-- Records to use follows --

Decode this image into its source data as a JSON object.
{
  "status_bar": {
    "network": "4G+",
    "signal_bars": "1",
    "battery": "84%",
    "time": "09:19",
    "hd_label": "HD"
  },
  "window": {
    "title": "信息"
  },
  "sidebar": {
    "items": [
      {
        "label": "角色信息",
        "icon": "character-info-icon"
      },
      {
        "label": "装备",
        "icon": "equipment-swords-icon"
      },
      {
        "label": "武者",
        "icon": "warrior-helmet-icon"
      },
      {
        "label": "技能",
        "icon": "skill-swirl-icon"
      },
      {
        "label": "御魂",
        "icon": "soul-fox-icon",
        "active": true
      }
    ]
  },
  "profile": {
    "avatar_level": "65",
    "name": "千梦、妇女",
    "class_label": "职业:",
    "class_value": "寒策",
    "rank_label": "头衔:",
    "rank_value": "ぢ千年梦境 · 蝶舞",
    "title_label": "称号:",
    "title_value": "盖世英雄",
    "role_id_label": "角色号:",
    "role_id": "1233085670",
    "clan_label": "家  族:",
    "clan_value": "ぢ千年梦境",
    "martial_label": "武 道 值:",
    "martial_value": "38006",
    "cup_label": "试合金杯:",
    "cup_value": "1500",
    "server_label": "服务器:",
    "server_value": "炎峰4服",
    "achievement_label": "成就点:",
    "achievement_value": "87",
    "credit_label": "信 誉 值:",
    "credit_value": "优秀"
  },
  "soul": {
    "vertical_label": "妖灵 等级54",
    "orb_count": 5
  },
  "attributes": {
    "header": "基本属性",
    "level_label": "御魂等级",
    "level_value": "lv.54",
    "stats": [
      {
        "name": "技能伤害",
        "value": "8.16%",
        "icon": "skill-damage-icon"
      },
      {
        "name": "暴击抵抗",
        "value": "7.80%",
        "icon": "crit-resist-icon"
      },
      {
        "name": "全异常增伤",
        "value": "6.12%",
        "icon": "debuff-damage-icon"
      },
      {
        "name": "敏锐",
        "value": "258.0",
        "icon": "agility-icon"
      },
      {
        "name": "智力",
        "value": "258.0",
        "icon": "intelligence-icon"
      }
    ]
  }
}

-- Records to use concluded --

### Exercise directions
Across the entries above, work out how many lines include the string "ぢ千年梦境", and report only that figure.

### The answer
2